Once you’ve successfully completed the SQE1 assessments, you will be required to prepare for and sit the SQE2. This, the final component of the new route to qualification, uses both written and oral assessments, including role-play and written assessments to test you on client interviewing; advocacy; case and matter analysis; legal research and written advice; and legal drafting.
The SQE2 consists of 16 practical exams, including 12 written skill assessments and four oral skills assessments. These exercises take place over several days and focus on areas such as client interviewing, advocacy and legal research.
Secondly, though students who opt for the SQE route will still be required to obtain two years’ full-time (or equivalent) qualifying work experience, there’s a stark difference to the LPC route because this new method allows work-based learning to be gained before, during or after you sit the relevant assessments.
This is an attractive feature of the SQE because students can immediately start to ‘bank’ any appropriate legal experience they have gained during their undergraduate and/or gap years, including time spent on a placement during a law degree; working in a legal clinic; at a voluntary or charitable organisation such as a Citizen Advice Bureau or law clinic; working as a paralegal; or on a training contract.
To take advantage of this new flexible route into qualifying and to give self-funding students opportunities to gain qualifying experience that pays a salary, BARBRI has entered into an innovative collaboration with F-LEX, an online platform that places paralegals into law firms and in-house legal departments on an ad hoc basis.
BARBRI SQE prep courses
BARBRI offers both tailored full and part-time SQE preparation courses, which are primarily offered online with a 1:1 Learning Coach. Their video lectures, workbooks and practice lectures will help you to build knowledge over time. Their part-time course lasts for 40 weeks and is deliberately structured so that you’re able to fit your studies around other commitments, which would ideally involve some paralegal work or other voluntary work such as pro bono. This will enable you to bank that all-important qualifying work experience and edge you closer to being admitted as a fully-fledged solicitor.
The prep course for the first assessment, SQE1, costs £1,558, whilst the SQE2 costs £2,422. This is a set fee for all applicants, which means that candidates studying for the SQE pay a standard fee as opposed to the LPC, which could vary.
Candidates are only allowed to sit the SQE three more times in a six-year period. The cost of resits, which can come to £1,558 for SQE1 and £2,422 to resit SQE2, along with the extra time are just some of the reasons that it is advisable to properly prepare for the SQE before sitting the exams.
The SQE is known as a super-exam as it consolidates all of the examinations that candidates need to complete in order to become qualified solicitors. Whereas the old systems of LPC and GDL consisted of various exams, the SQE is the standard test provided by the SRA that gives both law and non-law graduates an equal chance to qualify.

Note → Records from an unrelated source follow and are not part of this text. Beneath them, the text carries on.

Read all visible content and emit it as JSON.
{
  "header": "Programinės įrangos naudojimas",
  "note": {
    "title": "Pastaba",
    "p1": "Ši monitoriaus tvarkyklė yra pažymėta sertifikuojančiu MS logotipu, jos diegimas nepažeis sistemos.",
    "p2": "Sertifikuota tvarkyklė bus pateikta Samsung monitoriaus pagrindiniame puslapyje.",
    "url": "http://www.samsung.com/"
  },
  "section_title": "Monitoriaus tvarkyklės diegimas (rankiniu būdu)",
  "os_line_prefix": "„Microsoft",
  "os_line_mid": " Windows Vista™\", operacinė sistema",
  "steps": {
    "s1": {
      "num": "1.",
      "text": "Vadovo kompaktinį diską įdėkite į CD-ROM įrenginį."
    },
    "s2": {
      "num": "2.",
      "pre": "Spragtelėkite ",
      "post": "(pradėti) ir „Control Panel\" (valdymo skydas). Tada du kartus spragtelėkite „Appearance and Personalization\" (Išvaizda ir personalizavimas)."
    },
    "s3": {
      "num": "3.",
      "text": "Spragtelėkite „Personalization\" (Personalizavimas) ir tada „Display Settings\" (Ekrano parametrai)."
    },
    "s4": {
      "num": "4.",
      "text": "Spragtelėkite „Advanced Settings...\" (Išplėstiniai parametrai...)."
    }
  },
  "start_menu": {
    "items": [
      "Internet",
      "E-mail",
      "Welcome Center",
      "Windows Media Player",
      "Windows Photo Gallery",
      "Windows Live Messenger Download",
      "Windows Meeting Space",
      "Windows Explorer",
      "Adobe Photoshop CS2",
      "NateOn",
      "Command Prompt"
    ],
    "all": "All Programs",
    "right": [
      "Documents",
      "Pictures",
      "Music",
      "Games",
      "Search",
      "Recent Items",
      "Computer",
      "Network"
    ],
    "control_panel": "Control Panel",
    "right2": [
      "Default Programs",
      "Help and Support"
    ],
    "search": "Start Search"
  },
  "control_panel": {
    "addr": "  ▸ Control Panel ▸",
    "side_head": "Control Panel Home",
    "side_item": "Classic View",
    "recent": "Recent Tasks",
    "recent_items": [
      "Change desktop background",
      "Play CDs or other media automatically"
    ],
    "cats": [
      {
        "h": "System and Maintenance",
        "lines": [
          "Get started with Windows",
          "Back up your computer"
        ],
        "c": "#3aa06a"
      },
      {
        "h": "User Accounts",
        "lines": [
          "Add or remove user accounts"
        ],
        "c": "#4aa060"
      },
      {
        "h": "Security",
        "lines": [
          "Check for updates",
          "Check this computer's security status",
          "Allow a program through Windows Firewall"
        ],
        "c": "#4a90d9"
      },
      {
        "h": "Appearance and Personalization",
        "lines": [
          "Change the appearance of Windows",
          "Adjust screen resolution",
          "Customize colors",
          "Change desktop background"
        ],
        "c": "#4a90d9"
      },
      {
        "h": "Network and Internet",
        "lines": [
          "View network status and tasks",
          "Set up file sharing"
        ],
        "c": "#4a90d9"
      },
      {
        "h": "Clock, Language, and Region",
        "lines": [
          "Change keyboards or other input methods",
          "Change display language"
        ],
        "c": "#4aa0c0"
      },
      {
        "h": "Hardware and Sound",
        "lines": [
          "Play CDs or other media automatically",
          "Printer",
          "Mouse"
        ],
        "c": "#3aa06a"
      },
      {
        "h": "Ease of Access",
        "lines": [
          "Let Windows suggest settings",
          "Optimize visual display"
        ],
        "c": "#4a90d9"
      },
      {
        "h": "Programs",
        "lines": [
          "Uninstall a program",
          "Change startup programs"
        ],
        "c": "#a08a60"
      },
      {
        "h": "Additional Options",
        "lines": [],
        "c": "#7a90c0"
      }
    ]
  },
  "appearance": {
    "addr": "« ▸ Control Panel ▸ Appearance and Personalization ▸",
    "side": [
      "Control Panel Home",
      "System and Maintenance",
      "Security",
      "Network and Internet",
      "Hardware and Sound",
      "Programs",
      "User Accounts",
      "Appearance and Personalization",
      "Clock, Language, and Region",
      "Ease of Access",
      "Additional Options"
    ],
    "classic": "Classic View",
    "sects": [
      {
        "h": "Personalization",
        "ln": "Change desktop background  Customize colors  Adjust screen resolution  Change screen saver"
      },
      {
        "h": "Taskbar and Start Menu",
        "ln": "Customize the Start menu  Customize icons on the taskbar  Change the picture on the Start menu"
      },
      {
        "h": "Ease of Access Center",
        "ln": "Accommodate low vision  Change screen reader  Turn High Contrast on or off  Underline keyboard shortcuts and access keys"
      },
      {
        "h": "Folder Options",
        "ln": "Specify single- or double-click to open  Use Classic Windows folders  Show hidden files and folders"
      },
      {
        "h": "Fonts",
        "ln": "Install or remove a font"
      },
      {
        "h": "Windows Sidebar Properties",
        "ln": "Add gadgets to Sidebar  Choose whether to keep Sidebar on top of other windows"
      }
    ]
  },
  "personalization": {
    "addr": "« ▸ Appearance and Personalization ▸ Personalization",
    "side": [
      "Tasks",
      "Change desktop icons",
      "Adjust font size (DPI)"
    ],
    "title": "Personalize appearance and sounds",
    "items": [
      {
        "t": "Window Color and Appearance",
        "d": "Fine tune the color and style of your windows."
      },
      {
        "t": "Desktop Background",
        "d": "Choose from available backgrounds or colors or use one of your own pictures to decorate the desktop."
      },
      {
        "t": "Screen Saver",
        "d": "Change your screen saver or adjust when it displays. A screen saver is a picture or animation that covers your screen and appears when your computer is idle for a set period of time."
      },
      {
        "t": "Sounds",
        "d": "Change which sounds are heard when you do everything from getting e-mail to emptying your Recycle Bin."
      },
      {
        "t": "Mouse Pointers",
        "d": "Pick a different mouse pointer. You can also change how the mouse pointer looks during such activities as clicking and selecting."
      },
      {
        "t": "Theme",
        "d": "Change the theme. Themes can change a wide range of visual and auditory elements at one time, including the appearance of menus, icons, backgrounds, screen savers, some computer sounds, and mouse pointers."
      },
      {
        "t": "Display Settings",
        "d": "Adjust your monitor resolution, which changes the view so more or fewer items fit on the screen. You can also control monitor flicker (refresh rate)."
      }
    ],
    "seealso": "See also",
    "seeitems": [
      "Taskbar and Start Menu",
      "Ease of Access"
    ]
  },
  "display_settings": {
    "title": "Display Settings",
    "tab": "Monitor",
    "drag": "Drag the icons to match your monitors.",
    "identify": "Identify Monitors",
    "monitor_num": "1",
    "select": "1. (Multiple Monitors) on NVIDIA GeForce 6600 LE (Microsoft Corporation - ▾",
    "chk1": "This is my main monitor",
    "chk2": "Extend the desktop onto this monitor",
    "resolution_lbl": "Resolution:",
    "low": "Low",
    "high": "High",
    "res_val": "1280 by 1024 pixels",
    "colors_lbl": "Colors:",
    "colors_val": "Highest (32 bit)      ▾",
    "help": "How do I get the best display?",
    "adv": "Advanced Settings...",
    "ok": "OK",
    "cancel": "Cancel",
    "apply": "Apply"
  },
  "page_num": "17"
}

Students who are already studying to become a solicitor via the LPC and GDL routes have until 2032 to complete their course before the SQE is completely implemented. Candidates that begin their studies after September 2021 will have to take the SQE to qualify as a solicitor. They must pass the SQE1 before they are able to sit the SQE2 and candidates must also pass the SRAs character and suitability requirements.
Applicants are also expected to complete a mandatory two years of qualifying work experience before they are able to complete the SQE process. This can be completed at up to four different organisations or firms and can include previous work experience, should it meet the necessary guidelines.